[Web page and app entries]
===

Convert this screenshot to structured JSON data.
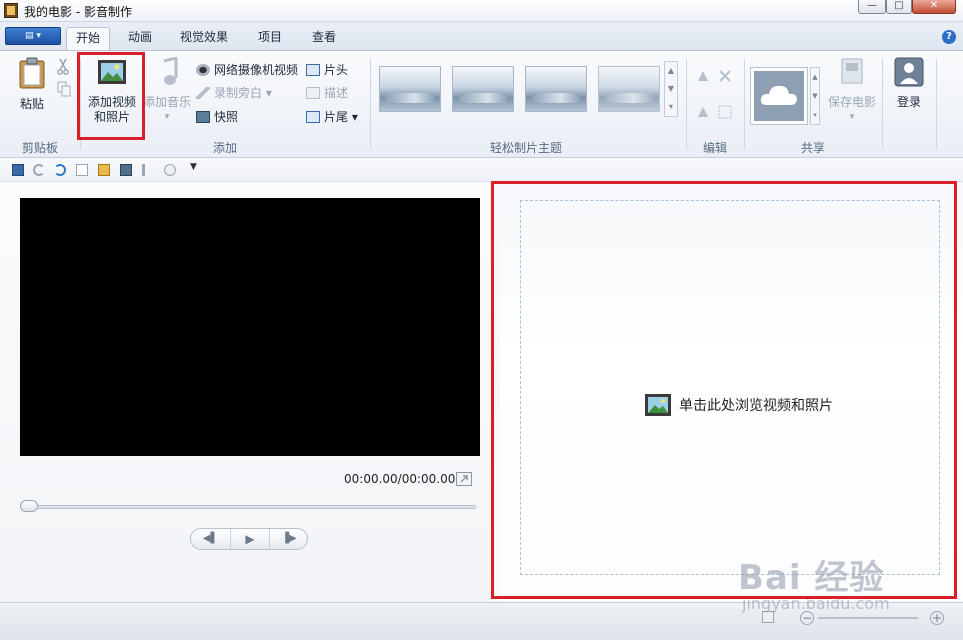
{
  "window": {
    "title": "我的电影 - 影音制作",
    "minimize": "—",
    "maximize": "□",
    "close": "✕"
  },
  "tabs": [
    {
      "label": "开始",
      "active": true
    },
    {
      "label": "动画",
      "active": false
    },
    {
      "label": "视觉效果",
      "active": false
    },
    {
      "label": "项目",
      "active": false
    },
    {
      "label": "查看",
      "active": false
    }
  ],
  "app_menu": "▤ ▾",
  "help": "?",
  "ribbon": {
    "clipboard": {
      "paste": "粘贴",
      "group_label": "剪贴板"
    },
    "add": {
      "add_videos_photos": [
        "添加视频",
        "和照片"
      ],
      "add_music": "添加音乐",
      "webcam_video": "网络摄像机视频",
      "record_narration": "录制旁白",
      "snapshot": "快照",
      "title": "片头",
      "caption": "描述",
      "credits": "片尾",
      "group_label": "添加"
    },
    "autothemes": {
      "group_label": "轻松制片主题"
    },
    "editing": {
      "group_label": "编辑"
    },
    "sharing": {
      "save_movie": "保存电影",
      "group_label": "共享"
    },
    "sign_in": "登录"
  },
  "preview": {
    "time": "00:00.00/00:00.00"
  },
  "storyboard": {
    "browse_text": "单击此处浏览视频和照片"
  },
  "watermark": {
    "brand": "Bai 经验",
    "url": "jingyan.baidu.com"
  },
  "colors": {
    "highlight": "#d9202a",
    "accent": "#1c4fa3"
  }
}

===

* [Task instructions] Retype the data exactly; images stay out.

* [Answer area]
Convert this screenshot to structured JSON data.
{
  "window": {
    "title": "我的电影 - 影音制作",
    "minimize": "—",
    "maximize": "□",
    "close": "✕"
  },
  "tabs": [
    {
      "label": "开始",
      "active": true
    },
    {
      "label": "动画",
      "active": false
    },
    {
      "label": "视觉效果",
      "active": false
    },
    {
      "label": "项目",
      "active": false
    },
    {
      "label": "查看",
      "active": false
    }
  ],
  "app_menu": "▤ ▾",
  "help": "?",
  "ribbon": {
    "clipboard": {
      "paste": "粘贴",
      "group_label": "剪贴板"
    },
    "add": {
      "add_videos_photos": [
        "添加视频",
        "和照片"
      ],
      "add_music": "添加音乐",
      "webcam_video": "网络摄像机视频",
      "record_narration": "录制旁白",
      "snapshot": "快照",
      "title": "片头",
      "caption": "描述",
      "credits": "片尾",
      "group_label": "添加"
    },
    "autothemes": {
      "group_label": "轻松制片主题"
    },
    "editing": {
      "group_label": "编辑"
    },
    "sharing": {
      "save_movie": "保存电影",
      "group_label": "共享"
    },
    "sign_in": "登录"
  },
  "preview": {
    "time": "00:00.00/00:00.00"
  },
  "storyboard": {
    "browse_text": "单击此处浏览视频和照片"
  },
  "watermark": {
    "brand": "Bai 经验",
    "url": "jingyan.baidu.com"
  },
  "colors": {
    "highlight": "#d9202a",
    "accent": "#1c4fa3"
  }
}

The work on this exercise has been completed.